----- INPUT

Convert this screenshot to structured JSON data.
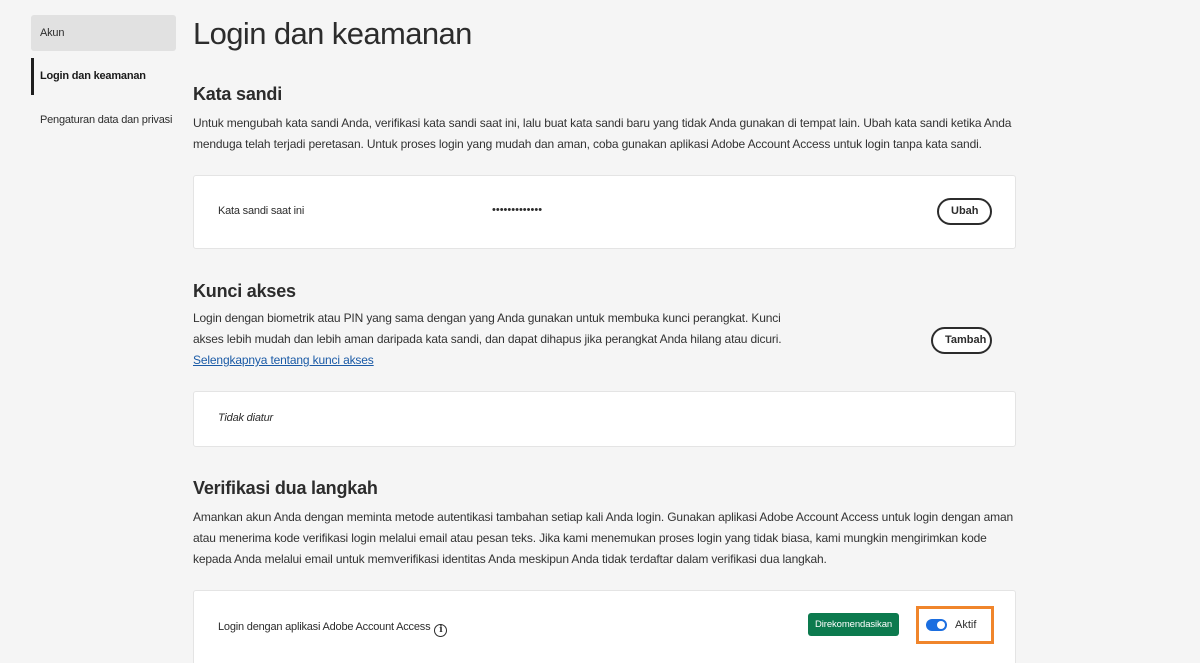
{
  "sidebar": {
    "items": [
      {
        "label": "Akun"
      },
      {
        "label": "Login dan keamanan"
      },
      {
        "label": "Pengaturan data dan privasi"
      }
    ]
  },
  "page": {
    "title": "Login dan keamanan"
  },
  "password": {
    "title": "Kata sandi",
    "description": "Untuk mengubah kata sandi Anda, verifikasi kata sandi saat ini, lalu buat kata sandi baru yang tidak Anda gunakan di tempat lain. Ubah kata sandi ketika Anda menduga telah terjadi peretasan. Untuk proses login yang mudah dan aman, coba gunakan aplikasi Adobe Account Access untuk login tanpa kata sandi.",
    "field_label": "Kata sandi saat ini",
    "masked_value": "•••••••••••••",
    "change_button": "Ubah"
  },
  "passkey": {
    "title": "Kunci akses",
    "description": "Login dengan biometrik atau PIN yang sama dengan yang Anda gunakan untuk membuka kunci perangkat. Kunci akses lebih mudah dan lebih aman daripada kata sandi, dan dapat dihapus jika perangkat Anda hilang atau dicuri.",
    "learn_more_link": "Selengkapnya tentang kunci akses",
    "add_button": "Tambah",
    "status": "Tidak diatur"
  },
  "two_step": {
    "title": "Verifikasi dua langkah",
    "description": "Amankan akun Anda dengan meminta metode autentikasi tambahan setiap kali Anda login. Gunakan aplikasi Adobe Account Access untuk login dengan aman atau menerima kode verifikasi login melalui email atau pesan teks. Jika kami menemukan proses login yang tidak biasa, kami mungkin mengirimkan kode kepada Anda melalui email untuk memverifikasi identitas Anda meskipun Anda tidak terdaftar dalam verifikasi dua langkah.",
    "option_label": "Login dengan aplikasi Adobe Account Access",
    "badge": "Direkomendasikan",
    "toggle_label": "Aktif",
    "toggle_on": true
  },
  "colors": {
    "accent": "#1b6ee0",
    "badge": "#0c7a4e",
    "highlight": "#f0852b",
    "link": "#1a5aa6"
  }
}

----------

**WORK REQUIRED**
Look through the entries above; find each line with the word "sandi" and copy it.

**SOLUTION TO THIS EXERCISE**
    "title": "Kata sandi",
    "description": "Untuk mengubah kata sandi Anda, verifikasi kata sandi saat ini, lalu buat kata sandi baru yang tidak Anda gunakan di tempat lain. Ubah kata sandi ketika Anda menduga telah terjadi peretasan. Untuk proses login yang mudah dan aman, coba gunakan aplikasi Adobe Account Access untuk login tanpa kata sandi.",
    "field_label": "Kata sandi saat ini",
    "description": "Login dengan biometrik atau PIN yang sama dengan yang Anda gunakan untuk membuka kunci perangkat. Kunci akses lebih mudah dan lebih aman daripada kata sandi, dan dapat dihapus jika perangkat Anda hilang atau dicuri.",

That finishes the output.